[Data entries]
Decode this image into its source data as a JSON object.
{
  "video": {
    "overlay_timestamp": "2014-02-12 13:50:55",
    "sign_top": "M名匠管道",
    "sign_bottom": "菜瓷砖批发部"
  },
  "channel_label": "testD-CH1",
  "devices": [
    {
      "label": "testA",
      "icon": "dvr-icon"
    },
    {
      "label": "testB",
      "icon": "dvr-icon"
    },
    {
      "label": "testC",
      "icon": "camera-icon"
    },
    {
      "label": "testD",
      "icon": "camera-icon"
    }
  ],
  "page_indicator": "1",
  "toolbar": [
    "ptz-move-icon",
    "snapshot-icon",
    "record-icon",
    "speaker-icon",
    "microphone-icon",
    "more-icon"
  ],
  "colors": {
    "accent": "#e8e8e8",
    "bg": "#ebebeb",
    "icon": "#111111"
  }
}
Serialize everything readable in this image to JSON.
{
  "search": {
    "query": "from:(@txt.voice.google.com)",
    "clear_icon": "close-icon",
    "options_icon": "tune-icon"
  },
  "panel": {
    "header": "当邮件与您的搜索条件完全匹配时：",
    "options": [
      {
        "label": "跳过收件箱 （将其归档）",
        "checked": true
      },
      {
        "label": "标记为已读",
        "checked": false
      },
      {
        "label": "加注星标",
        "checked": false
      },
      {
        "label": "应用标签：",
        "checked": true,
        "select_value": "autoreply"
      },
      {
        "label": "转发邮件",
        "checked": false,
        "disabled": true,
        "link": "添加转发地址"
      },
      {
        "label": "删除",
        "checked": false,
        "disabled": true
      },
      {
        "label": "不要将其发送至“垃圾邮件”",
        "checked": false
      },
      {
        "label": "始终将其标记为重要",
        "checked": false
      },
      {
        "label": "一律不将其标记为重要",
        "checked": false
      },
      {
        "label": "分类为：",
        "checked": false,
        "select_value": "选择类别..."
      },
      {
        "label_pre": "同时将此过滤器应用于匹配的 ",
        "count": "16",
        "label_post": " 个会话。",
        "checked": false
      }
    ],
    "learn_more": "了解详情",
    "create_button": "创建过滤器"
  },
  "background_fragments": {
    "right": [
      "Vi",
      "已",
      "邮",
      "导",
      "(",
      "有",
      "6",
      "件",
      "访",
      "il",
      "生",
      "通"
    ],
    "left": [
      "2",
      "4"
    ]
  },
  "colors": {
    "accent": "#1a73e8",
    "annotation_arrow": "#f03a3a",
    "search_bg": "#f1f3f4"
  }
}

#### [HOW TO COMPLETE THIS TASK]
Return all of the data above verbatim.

#### [FINISHED TASK]
Decode this image into its source data as a JSON object.
{
  "video": {
    "overlay_timestamp": "2014-02-12 13:50:55",
    "sign_top": "M名匠管道",
    "sign_bottom": "菜瓷砖批发部"
  },
  "channel_label": "testD-CH1",
  "devices": [
    {
      "label": "testA",
      "icon": "dvr-icon"
    },
    {
      "label": "testB",
      "icon": "dvr-icon"
    },
    {
      "label": "testC",
      "icon": "camera-icon"
    },
    {
      "label": "testD",
      "icon": "camera-icon"
    }
  ],
  "page_indicator": "1",
  "toolbar": [
    "ptz-move-icon",
    "snapshot-icon",
    "record-icon",
    "speaker-icon",
    "microphone-icon",
    "more-icon"
  ],
  "colors": {
    "accent": "#e8e8e8",
    "bg": "#ebebeb",
    "icon": "#111111"
  }
}
Serialize everything readable in this image to JSON.
{
  "search": {
    "query": "from:(@txt.voice.google.com)",
    "clear_icon": "close-icon",
    "options_icon": "tune-icon"
  },
  "panel": {
    "header": "当邮件与您的搜索条件完全匹配时：",
    "options": [
      {
        "label": "跳过收件箱 （将其归档）",
        "checked": true
      },
      {
        "label": "标记为已读",
        "checked": false
      },
      {
        "label": "加注星标",
        "checked": false
      },
      {
        "label": "应用标签：",
        "checked": true,
        "select_value": "autoreply"
      },
      {
        "label": "转发邮件",
        "checked": false,
        "disabled": true,
        "link": "添加转发地址"
      },
      {
        "label": "删除",
        "checked": false,
        "disabled": true
      },
      {
        "label": "不要将其发送至“垃圾邮件”",
        "checked": false
      },
      {
        "label": "始终将其标记为重要",
        "checked": false
      },
      {
        "label": "一律不将其标记为重要",
        "checked": false
      },
      {
        "label": "分类为：",
        "checked": false,
        "select_value": "选择类别..."
      },
      {
        "label_pre": "同时将此过滤器应用于匹配的 ",
        "count": "16",
        "label_post": " 个会话。",
        "checked": false
      }
    ],
    "learn_more": "了解详情",
    "create_button": "创建过滤器"
  },
  "background_fragments": {
    "right": [
      "Vi",
      "已",
      "邮",
      "导",
      "(",
      "有",
      "6",
      "件",
      "访",
      "il",
      "生",
      "通"
    ],
    "left": [
      "2",
      "4"
    ]
  },
  "colors": {
    "accent": "#1a73e8",
    "annotation_arrow": "#f03a3a",
    "search_bg": "#f1f3f4"
  }
}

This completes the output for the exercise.